ASSIGNMENT: When a line of the entries contains "title", please list that line.

THE DATA:
┄┄┄┄┄┄
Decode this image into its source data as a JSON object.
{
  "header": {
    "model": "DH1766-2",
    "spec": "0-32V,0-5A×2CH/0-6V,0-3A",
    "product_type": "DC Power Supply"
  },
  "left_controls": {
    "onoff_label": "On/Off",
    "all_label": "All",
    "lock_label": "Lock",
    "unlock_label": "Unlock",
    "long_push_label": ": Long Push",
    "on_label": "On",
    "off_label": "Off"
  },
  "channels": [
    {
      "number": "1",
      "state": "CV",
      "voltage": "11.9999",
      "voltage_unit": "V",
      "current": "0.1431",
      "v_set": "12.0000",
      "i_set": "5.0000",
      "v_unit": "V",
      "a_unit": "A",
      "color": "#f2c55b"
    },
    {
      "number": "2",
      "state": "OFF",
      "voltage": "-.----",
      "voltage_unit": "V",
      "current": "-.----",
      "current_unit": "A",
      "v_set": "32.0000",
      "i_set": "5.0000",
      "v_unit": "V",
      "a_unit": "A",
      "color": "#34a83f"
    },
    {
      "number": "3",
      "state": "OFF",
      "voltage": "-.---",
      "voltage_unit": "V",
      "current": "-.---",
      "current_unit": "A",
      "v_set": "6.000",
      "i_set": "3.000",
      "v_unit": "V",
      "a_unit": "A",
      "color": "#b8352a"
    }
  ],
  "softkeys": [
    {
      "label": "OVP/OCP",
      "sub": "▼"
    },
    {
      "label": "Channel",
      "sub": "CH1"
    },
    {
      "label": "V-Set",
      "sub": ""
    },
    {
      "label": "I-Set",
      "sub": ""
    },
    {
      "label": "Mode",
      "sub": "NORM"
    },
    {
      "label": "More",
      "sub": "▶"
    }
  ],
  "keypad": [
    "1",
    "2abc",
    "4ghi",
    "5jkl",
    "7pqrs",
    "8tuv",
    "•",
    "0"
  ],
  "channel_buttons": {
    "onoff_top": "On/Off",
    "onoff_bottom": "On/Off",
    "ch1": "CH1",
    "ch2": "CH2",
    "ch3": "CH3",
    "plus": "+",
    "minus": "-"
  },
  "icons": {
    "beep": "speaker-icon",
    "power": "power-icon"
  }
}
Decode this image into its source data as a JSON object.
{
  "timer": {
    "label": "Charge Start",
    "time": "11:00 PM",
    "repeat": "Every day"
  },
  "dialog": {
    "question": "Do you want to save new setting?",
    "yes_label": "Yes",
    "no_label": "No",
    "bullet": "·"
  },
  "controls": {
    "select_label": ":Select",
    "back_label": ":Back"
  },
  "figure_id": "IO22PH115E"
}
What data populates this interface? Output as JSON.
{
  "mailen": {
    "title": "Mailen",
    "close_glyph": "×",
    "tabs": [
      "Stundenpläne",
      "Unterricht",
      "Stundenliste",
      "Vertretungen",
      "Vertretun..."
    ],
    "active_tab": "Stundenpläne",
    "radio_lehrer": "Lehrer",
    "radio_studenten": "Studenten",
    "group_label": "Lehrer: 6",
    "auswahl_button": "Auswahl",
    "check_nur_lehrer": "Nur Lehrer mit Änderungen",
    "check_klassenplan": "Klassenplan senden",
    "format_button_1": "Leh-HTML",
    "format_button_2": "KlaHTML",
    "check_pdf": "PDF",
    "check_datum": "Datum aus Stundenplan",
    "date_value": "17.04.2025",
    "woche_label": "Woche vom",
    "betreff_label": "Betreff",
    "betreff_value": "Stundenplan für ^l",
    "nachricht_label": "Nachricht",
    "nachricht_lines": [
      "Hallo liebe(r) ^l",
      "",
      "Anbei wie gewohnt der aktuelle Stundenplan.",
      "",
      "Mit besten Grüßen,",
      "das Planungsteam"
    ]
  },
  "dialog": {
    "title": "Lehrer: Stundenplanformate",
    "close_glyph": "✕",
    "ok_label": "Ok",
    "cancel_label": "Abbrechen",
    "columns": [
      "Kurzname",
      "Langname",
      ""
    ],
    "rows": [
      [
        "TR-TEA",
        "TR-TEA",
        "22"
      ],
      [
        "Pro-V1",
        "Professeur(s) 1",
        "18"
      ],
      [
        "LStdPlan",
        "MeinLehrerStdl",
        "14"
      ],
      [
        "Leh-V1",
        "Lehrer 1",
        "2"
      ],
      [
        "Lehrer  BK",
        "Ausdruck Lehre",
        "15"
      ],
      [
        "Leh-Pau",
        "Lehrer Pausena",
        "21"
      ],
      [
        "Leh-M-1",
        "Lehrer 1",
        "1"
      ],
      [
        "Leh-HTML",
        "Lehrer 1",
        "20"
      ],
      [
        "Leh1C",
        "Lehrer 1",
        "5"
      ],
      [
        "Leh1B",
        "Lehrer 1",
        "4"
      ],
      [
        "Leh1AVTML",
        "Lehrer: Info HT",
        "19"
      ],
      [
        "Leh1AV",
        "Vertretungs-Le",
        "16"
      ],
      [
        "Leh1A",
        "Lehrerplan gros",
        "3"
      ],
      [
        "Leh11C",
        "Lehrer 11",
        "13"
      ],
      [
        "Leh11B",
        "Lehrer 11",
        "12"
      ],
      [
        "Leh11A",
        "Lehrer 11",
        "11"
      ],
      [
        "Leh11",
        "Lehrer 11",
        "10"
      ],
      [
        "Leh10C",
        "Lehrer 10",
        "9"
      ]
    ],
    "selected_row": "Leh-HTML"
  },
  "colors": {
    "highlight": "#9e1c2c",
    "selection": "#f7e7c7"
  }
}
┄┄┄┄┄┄
ANSWER SECTION:
    "title": "Mailen",
    "title": "Lehrer: Stundenplanformate",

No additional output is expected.